Data records for software interfaces:

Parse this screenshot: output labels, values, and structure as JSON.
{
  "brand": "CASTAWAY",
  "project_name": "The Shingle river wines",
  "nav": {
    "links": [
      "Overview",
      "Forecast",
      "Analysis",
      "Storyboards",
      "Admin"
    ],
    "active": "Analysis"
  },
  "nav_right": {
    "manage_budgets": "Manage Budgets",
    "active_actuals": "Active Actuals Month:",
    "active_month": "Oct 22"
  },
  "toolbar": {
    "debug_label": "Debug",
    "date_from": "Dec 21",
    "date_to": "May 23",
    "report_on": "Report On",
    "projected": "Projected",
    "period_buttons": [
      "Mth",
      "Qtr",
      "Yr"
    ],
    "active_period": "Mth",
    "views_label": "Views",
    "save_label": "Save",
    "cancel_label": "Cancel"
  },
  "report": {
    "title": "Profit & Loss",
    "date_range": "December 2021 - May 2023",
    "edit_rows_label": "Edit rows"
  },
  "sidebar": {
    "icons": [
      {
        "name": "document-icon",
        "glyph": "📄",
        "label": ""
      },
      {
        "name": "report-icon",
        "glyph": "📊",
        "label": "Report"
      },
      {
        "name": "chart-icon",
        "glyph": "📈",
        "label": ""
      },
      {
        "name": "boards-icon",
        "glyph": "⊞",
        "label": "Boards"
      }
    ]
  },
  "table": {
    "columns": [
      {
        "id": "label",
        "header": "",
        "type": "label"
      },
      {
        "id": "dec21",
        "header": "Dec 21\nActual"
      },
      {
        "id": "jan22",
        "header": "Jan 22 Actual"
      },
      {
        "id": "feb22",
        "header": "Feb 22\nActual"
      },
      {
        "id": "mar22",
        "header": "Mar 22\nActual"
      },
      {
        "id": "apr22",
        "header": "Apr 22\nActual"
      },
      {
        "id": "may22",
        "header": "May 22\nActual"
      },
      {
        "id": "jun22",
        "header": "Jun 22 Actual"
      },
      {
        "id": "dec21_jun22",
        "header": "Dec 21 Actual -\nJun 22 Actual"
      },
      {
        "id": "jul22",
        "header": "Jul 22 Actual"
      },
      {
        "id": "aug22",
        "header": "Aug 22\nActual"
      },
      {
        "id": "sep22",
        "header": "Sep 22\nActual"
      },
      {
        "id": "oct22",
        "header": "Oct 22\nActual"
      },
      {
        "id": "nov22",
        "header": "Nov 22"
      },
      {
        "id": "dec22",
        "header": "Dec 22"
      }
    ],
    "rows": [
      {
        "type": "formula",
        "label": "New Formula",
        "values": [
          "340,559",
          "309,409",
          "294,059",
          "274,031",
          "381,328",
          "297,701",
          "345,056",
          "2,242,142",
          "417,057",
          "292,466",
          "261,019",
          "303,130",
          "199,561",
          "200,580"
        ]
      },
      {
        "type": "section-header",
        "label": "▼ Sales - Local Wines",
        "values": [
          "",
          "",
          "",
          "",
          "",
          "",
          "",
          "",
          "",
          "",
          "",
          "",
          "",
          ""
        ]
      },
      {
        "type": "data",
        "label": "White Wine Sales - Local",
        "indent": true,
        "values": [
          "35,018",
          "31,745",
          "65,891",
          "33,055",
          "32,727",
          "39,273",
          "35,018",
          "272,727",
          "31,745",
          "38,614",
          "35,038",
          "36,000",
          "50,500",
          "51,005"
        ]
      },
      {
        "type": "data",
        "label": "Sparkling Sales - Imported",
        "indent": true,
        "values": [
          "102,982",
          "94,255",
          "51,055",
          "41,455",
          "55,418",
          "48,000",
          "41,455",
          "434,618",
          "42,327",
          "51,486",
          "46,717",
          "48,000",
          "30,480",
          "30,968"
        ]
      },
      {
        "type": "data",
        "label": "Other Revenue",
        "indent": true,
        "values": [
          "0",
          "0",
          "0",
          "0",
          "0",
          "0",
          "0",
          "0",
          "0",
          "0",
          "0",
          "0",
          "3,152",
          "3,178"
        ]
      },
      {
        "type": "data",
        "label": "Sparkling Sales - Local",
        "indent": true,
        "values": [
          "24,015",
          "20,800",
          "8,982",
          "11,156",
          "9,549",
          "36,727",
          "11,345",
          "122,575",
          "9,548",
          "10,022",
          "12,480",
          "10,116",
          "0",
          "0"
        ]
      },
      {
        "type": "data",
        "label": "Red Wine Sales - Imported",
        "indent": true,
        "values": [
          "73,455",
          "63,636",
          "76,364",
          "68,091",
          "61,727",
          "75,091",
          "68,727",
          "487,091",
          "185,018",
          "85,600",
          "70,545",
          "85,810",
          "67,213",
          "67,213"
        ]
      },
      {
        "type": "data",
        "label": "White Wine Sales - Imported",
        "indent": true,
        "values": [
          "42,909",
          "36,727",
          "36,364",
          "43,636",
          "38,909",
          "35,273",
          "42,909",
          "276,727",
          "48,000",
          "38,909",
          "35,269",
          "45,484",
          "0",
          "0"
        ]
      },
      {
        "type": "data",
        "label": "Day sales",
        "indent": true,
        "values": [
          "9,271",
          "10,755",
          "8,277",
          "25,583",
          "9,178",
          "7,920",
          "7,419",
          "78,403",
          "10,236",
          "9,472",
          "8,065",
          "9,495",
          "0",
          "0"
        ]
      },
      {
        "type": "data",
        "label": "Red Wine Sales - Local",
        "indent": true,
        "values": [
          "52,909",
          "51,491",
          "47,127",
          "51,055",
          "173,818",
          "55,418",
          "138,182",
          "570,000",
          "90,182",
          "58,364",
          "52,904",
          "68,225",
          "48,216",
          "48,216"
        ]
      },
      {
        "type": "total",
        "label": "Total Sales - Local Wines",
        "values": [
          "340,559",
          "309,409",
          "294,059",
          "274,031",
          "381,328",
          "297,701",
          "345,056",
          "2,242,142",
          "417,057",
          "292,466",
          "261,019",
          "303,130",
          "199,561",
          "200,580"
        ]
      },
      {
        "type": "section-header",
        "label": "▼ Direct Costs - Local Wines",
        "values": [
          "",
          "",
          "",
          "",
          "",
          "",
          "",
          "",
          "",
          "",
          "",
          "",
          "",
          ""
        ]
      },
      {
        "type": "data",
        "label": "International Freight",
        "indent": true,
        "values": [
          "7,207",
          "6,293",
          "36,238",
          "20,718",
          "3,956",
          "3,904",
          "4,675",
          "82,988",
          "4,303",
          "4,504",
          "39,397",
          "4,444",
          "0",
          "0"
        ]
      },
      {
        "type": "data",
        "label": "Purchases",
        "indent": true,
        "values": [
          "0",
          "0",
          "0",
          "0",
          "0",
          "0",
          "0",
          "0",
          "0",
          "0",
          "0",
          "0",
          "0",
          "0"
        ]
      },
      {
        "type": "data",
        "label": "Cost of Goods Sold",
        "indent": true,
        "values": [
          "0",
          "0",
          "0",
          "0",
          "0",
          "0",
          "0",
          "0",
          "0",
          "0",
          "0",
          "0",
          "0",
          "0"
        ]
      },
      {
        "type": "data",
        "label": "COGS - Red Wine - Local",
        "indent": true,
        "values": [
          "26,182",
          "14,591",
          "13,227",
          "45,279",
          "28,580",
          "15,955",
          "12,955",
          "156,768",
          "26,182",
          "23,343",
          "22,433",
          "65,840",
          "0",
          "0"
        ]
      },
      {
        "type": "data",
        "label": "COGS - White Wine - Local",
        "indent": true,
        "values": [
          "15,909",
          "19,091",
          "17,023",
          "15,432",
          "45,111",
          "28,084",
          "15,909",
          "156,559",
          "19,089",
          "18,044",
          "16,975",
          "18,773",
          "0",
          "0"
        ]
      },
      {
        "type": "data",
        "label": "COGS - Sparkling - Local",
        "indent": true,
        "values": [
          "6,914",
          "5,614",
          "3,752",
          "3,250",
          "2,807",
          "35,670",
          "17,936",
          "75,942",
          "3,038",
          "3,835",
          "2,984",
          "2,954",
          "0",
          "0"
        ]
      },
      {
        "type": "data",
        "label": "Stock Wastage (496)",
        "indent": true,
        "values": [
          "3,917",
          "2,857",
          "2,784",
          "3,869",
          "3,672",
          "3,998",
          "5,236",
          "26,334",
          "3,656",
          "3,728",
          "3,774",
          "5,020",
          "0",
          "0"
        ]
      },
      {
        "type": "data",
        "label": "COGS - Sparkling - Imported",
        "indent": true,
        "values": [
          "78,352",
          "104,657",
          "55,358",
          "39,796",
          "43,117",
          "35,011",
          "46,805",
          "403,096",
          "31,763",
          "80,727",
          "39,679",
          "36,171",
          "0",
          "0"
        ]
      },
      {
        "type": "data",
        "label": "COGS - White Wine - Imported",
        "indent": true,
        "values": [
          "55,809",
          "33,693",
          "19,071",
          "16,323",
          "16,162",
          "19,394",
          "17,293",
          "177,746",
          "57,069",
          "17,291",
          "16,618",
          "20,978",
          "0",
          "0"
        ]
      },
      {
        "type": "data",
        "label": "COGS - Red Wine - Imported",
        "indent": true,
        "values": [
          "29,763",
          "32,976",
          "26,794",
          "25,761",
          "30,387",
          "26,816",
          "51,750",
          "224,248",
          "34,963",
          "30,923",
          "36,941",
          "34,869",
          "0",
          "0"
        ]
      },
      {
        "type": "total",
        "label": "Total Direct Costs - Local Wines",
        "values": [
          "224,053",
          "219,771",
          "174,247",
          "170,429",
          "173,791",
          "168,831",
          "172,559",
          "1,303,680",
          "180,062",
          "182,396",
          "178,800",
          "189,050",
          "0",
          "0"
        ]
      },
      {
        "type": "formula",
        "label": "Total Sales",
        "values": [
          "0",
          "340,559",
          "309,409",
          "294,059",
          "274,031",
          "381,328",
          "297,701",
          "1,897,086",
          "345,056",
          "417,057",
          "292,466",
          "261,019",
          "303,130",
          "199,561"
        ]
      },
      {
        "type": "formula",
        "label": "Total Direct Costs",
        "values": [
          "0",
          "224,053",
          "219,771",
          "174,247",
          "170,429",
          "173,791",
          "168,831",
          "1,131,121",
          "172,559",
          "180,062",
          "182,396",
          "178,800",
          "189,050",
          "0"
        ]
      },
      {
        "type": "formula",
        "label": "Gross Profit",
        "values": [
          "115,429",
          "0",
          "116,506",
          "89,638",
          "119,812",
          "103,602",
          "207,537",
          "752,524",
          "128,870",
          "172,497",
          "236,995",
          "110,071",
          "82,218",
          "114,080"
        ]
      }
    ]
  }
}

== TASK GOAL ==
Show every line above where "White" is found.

== SOLUTION ==
        "label": "White Wine Sales - Local",
        "label": "White Wine Sales - Imported",
        "label": "COGS - White Wine - Local",
        "label": "COGS - White Wine - Imported",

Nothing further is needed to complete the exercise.